_What is required_: Across the records below, how many lines include the string "title"? Respond with the number only.

_Web page and app entries_:
----------

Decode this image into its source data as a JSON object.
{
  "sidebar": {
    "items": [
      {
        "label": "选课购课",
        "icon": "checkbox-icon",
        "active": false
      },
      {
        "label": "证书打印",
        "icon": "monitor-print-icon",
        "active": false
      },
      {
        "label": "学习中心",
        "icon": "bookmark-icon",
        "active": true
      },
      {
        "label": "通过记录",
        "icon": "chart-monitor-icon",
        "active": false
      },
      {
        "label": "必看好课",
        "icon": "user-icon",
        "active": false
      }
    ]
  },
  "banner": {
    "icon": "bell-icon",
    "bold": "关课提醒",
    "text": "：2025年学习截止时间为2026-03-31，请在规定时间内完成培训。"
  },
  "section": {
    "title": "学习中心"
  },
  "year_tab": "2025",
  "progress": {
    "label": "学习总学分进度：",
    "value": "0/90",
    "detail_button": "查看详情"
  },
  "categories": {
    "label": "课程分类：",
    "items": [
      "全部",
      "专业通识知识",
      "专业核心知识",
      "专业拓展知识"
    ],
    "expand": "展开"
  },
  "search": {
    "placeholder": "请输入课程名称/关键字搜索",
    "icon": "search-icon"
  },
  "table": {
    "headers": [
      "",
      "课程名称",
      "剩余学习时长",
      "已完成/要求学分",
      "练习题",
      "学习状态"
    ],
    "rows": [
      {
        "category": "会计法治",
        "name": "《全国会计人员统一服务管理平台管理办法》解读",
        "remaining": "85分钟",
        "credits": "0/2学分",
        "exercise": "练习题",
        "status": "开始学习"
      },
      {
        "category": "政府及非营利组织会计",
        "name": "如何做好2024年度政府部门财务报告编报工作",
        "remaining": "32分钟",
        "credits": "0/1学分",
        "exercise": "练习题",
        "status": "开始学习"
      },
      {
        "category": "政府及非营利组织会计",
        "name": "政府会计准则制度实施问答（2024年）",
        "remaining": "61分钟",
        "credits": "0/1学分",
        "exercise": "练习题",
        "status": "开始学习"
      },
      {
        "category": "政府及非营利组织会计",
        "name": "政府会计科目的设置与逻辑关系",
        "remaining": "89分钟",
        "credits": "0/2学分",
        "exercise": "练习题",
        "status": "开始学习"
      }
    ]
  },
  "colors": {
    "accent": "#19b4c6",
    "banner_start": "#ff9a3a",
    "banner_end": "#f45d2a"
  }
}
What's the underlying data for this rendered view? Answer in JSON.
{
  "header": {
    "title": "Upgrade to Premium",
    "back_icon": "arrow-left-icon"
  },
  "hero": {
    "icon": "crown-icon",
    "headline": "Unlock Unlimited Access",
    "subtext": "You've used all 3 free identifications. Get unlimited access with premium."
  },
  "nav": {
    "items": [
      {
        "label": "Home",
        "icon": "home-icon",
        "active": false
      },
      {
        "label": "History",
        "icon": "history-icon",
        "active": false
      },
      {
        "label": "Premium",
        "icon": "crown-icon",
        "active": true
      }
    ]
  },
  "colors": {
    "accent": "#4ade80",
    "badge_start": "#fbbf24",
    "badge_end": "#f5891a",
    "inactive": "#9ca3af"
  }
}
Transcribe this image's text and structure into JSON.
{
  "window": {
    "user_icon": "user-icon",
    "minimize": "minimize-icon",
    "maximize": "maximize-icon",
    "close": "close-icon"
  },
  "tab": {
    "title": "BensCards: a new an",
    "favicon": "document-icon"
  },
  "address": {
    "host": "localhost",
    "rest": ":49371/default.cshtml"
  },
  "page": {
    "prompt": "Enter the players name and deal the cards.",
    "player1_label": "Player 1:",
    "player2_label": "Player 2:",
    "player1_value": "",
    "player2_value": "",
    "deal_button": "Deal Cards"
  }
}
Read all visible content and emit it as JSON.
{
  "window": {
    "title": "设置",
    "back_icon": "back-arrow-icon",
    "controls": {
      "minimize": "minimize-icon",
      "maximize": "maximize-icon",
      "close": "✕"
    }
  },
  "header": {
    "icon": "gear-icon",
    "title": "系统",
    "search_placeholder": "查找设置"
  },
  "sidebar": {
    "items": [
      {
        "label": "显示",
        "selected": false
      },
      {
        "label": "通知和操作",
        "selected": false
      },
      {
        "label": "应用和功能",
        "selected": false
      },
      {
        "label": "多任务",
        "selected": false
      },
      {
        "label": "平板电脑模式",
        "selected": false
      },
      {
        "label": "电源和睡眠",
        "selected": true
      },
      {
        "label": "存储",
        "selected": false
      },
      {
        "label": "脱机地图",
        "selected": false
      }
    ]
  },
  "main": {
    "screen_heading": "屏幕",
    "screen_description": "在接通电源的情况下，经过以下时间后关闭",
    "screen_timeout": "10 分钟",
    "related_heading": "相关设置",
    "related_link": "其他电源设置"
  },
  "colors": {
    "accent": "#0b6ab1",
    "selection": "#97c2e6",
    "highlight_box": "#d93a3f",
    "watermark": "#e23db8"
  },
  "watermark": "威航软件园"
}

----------

_Response to this task_: 5